(Entries from a dataset of interfaces)
···

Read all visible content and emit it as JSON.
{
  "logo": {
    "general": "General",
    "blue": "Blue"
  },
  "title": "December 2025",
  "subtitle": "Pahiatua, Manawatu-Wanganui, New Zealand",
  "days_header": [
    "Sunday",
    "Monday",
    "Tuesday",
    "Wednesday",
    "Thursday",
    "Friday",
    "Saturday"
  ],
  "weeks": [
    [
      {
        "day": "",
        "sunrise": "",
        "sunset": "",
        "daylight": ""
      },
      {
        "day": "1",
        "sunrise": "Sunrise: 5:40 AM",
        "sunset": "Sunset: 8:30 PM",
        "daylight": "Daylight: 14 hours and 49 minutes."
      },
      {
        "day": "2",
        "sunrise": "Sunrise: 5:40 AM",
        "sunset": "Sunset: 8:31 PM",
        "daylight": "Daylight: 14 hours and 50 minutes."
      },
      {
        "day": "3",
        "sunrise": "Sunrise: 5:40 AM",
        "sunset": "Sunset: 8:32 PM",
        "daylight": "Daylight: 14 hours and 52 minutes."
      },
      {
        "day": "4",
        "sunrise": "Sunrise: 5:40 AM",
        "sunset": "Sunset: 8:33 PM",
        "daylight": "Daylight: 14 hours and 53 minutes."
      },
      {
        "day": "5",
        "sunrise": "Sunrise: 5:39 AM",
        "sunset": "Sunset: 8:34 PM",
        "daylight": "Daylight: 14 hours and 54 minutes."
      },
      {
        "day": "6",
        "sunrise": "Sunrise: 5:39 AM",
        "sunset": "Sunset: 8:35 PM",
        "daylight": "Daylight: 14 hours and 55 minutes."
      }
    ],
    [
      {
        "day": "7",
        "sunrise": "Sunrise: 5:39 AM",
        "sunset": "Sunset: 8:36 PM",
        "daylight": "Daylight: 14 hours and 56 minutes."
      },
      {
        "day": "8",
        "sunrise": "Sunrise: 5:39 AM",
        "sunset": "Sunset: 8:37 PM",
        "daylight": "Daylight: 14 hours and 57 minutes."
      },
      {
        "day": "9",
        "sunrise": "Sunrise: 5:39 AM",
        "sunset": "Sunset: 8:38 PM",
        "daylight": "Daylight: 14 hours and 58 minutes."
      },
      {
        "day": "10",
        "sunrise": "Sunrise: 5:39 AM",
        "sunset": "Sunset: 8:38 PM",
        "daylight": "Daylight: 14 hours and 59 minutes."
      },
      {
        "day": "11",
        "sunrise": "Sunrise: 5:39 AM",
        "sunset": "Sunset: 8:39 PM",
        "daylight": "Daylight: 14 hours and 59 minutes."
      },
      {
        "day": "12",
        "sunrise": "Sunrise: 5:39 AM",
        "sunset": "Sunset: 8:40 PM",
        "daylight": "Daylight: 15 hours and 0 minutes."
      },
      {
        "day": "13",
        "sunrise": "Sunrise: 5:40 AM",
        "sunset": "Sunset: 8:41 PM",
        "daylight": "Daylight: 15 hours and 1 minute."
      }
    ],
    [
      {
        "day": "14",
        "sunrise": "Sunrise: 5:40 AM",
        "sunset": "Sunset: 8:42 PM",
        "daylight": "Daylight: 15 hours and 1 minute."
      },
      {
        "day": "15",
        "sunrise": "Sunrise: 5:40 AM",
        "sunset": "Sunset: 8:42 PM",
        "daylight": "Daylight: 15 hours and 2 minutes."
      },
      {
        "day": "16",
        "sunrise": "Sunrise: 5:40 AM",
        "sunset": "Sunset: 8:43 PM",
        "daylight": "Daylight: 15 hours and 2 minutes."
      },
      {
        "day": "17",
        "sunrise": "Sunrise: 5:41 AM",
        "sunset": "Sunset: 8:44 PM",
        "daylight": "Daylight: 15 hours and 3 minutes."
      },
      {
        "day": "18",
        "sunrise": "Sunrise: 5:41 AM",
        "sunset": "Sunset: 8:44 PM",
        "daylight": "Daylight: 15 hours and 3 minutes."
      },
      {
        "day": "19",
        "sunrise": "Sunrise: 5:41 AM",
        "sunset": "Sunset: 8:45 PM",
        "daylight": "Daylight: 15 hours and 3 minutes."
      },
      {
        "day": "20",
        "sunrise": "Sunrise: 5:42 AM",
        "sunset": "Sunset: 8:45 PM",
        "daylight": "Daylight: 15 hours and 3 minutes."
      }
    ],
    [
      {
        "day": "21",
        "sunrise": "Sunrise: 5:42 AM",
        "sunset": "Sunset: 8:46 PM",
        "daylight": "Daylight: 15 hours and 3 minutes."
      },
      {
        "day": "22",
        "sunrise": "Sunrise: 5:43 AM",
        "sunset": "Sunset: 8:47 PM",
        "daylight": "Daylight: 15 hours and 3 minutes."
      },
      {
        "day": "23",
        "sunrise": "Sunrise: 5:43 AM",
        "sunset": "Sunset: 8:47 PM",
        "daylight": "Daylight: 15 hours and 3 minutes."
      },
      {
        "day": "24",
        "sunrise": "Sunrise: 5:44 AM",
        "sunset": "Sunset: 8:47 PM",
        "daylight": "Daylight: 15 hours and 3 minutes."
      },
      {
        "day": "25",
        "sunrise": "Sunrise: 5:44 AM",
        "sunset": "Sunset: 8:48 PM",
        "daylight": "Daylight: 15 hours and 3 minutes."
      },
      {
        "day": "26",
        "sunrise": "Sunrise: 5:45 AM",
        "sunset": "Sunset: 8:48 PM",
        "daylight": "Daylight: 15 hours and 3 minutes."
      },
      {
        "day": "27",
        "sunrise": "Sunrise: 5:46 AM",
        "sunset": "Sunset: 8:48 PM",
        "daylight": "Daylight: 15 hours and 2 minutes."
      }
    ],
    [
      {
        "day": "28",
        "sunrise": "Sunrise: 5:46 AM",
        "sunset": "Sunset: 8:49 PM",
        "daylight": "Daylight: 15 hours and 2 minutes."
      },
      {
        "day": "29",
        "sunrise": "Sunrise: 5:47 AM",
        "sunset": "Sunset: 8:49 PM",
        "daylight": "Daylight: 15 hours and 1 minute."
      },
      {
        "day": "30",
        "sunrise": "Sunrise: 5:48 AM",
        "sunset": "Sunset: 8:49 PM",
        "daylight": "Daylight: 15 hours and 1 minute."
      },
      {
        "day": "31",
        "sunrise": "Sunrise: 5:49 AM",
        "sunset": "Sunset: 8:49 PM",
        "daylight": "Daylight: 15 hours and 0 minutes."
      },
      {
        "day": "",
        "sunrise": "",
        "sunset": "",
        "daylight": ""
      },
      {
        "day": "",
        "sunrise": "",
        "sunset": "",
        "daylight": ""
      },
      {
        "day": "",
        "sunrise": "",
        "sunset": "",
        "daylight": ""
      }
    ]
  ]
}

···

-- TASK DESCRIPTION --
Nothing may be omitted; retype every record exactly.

-- SOLUTION --
Read all visible content and emit it as JSON.
{
  "logo": {
    "general": "General",
    "blue": "Blue"
  },
  "title": "December 2025",
  "subtitle": "Pahiatua, Manawatu-Wanganui, New Zealand",
  "days_header": [
    "Sunday",
    "Monday",
    "Tuesday",
    "Wednesday",
    "Thursday",
    "Friday",
    "Saturday"
  ],
  "weeks": [
    [
      {
        "day": "",
        "sunrise": "",
        "sunset": "",
        "daylight": ""
      },
      {
        "day": "1",
        "sunrise": "Sunrise: 5:40 AM",
        "sunset": "Sunset: 8:30 PM",
        "daylight": "Daylight: 14 hours and 49 minutes."
      },
      {
        "day": "2",
        "sunrise": "Sunrise: 5:40 AM",
        "sunset": "Sunset: 8:31 PM",
        "daylight": "Daylight: 14 hours and 50 minutes."
      },
      {
        "day": "3",
        "sunrise": "Sunrise: 5:40 AM",
        "sunset": "Sunset: 8:32 PM",
        "daylight": "Daylight: 14 hours and 52 minutes."
      },
      {
        "day": "4",
        "sunrise": "Sunrise: 5:40 AM",
        "sunset": "Sunset: 8:33 PM",
        "daylight": "Daylight: 14 hours and 53 minutes."
      },
      {
        "day": "5",
        "sunrise": "Sunrise: 5:39 AM",
        "sunset": "Sunset: 8:34 PM",
        "daylight": "Daylight: 14 hours and 54 minutes."
      },
      {
        "day": "6",
        "sunrise": "Sunrise: 5:39 AM",
        "sunset": "Sunset: 8:35 PM",
        "daylight": "Daylight: 14 hours and 55 minutes."
      }
    ],
    [
      {
        "day": "7",
        "sunrise": "Sunrise: 5:39 AM",
        "sunset": "Sunset: 8:36 PM",
        "daylight": "Daylight: 14 hours and 56 minutes."
      },
      {
        "day": "8",
        "sunrise": "Sunrise: 5:39 AM",
        "sunset": "Sunset: 8:37 PM",
        "daylight": "Daylight: 14 hours and 57 minutes."
      },
      {
        "day": "9",
        "sunrise": "Sunrise: 5:39 AM",
        "sunset": "Sunset: 8:38 PM",
        "daylight": "Daylight: 14 hours and 58 minutes."
      },
      {
        "day": "10",
        "sunrise": "Sunrise: 5:39 AM",
        "sunset": "Sunset: 8:38 PM",
        "daylight": "Daylight: 14 hours and 59 minutes."
      },
      {
        "day": "11",
        "sunrise": "Sunrise: 5:39 AM",
        "sunset": "Sunset: 8:39 PM",
        "daylight": "Daylight: 14 hours and 59 minutes."
      },
      {
        "day": "12",
        "sunrise": "Sunrise: 5:39 AM",
        "sunset": "Sunset: 8:40 PM",
        "daylight": "Daylight: 15 hours and 0 minutes."
      },
      {
        "day": "13",
        "sunrise": "Sunrise: 5:40 AM",
        "sunset": "Sunset: 8:41 PM",
        "daylight": "Daylight: 15 hours and 1 minute."
      }
    ],
    [
      {
        "day": "14",
        "sunrise": "Sunrise: 5:40 AM",
        "sunset": "Sunset: 8:42 PM",
        "daylight": "Daylight: 15 hours and 1 minute."
      },
      {
        "day": "15",
        "sunrise": "Sunrise: 5:40 AM",
        "sunset": "Sunset: 8:42 PM",
        "daylight": "Daylight: 15 hours and 2 minutes."
      },
      {
        "day": "16",
        "sunrise": "Sunrise: 5:40 AM",
        "sunset": "Sunset: 8:43 PM",
        "daylight": "Daylight: 15 hours and 2 minutes."
      },
      {
        "day": "17",
        "sunrise": "Sunrise: 5:41 AM",
        "sunset": "Sunset: 8:44 PM",
        "daylight": "Daylight: 15 hours and 3 minutes."
      },
      {
        "day": "18",
        "sunrise": "Sunrise: 5:41 AM",
        "sunset": "Sunset: 8:44 PM",
        "daylight": "Daylight: 15 hours and 3 minutes."
      },
      {
        "day": "19",
        "sunrise": "Sunrise: 5:41 AM",
        "sunset": "Sunset: 8:45 PM",
        "daylight": "Daylight: 15 hours and 3 minutes."
      },
      {
        "day": "20",
        "sunrise": "Sunrise: 5:42 AM",
        "sunset": "Sunset: 8:45 PM",
        "daylight": "Daylight: 15 hours and 3 minutes."
      }
    ],
    [
      {
        "day": "21",
        "sunrise": "Sunrise: 5:42 AM",
        "sunset": "Sunset: 8:46 PM",
        "daylight": "Daylight: 15 hours and 3 minutes."
      },
      {
        "day": "22",
        "sunrise": "Sunrise: 5:43 AM",
        "sunset": "Sunset: 8:47 PM",
        "daylight": "Daylight: 15 hours and 3 minutes."
      },
      {
        "day": "23",
        "sunrise": "Sunrise: 5:43 AM",
        "sunset": "Sunset: 8:47 PM",
        "daylight": "Daylight: 15 hours and 3 minutes."
      },
      {
        "day": "24",
        "sunrise": "Sunrise: 5:44 AM",
        "sunset": "Sunset: 8:47 PM",
        "daylight": "Daylight: 15 hours and 3 minutes."
      },
      {
        "day": "25",
        "sunrise": "Sunrise: 5:44 AM",
        "sunset": "Sunset: 8:48 PM",
        "daylight": "Daylight: 15 hours and 3 minutes."
      },
      {
        "day": "26",
        "sunrise": "Sunrise: 5:45 AM",
        "sunset": "Sunset: 8:48 PM",
        "daylight": "Daylight: 15 hours and 3 minutes."
      },
      {
        "day": "27",
        "sunrise": "Sunrise: 5:46 AM",
        "sunset": "Sunset: 8:48 PM",
        "daylight": "Daylight: 15 hours and 2 minutes."
      }
    ],
    [
      {
        "day": "28",
        "sunrise": "Sunrise: 5:46 AM",
        "sunset": "Sunset: 8:49 PM",
        "daylight": "Daylight: 15 hours and 2 minutes."
      },
      {
        "day": "29",
        "sunrise": "Sunrise: 5:47 AM",
        "sunset": "Sunset: 8:49 PM",
        "daylight": "Daylight: 15 hours and 1 minute."
      },
      {
        "day": "30",
        "sunrise": "Sunrise: 5:48 AM",
        "sunset": "Sunset: 8:49 PM",
        "daylight": "Daylight: 15 hours and 1 minute."
      },
      {
        "day": "31",
        "sunrise": "Sunrise: 5:49 AM",
        "sunset": "Sunset: 8:49 PM",
        "daylight": "Daylight: 15 hours and 0 minutes."
      },
      {
        "day": "",
        "sunrise": "",
        "sunset": "",
        "daylight": ""
      },
      {
        "day": "",
        "sunrise": "",
        "sunset": "",
        "daylight": ""
      },
      {
        "day": "",
        "sunrise": "",
        "sunset": "",
        "daylight": ""
      }
    ]
  ]
}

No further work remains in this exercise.